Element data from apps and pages
◇ ◇ ◇ ◇ ◇ ◇ ◇

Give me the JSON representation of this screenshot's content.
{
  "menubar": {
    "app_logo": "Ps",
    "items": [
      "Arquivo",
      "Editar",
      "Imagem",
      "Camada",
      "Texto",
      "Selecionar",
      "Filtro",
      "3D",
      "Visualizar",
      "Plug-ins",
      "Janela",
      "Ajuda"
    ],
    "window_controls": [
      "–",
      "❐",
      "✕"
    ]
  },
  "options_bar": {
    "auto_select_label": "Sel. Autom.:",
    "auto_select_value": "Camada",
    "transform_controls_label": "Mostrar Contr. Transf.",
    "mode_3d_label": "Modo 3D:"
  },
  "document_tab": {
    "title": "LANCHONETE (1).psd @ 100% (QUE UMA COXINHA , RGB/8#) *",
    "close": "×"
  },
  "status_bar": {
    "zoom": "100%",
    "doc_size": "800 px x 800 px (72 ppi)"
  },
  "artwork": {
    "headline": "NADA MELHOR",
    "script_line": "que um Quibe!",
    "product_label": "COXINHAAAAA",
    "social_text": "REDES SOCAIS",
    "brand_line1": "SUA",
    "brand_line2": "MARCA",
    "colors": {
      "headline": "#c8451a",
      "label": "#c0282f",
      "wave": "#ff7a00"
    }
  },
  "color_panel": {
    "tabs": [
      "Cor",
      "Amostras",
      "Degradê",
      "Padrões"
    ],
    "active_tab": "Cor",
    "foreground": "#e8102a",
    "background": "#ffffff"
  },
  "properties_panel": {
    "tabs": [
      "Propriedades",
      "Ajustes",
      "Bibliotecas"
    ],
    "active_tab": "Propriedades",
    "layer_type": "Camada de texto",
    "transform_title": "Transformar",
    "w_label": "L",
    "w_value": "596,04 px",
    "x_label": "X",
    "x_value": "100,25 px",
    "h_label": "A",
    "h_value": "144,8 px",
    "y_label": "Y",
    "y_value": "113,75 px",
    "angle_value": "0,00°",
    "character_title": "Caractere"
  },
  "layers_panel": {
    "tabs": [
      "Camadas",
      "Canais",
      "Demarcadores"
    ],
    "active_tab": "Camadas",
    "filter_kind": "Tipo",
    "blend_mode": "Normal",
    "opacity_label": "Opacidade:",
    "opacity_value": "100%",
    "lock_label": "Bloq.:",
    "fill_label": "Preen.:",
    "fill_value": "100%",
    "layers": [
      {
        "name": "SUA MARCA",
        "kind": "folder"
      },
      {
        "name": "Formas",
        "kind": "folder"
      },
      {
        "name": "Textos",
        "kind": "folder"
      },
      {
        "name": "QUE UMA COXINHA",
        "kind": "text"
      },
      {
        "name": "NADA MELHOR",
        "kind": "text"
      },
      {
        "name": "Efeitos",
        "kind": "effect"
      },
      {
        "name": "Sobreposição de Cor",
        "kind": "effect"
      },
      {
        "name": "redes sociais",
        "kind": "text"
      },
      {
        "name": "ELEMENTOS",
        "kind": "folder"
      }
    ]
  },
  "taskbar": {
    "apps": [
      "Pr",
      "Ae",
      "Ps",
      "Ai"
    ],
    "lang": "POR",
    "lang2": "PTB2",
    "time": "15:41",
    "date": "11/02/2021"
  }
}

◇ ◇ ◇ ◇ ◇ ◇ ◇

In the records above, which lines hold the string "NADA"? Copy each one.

Result of the exercise =
    "headline": "NADA MELHOR",
        "name": "NADA MELHOR",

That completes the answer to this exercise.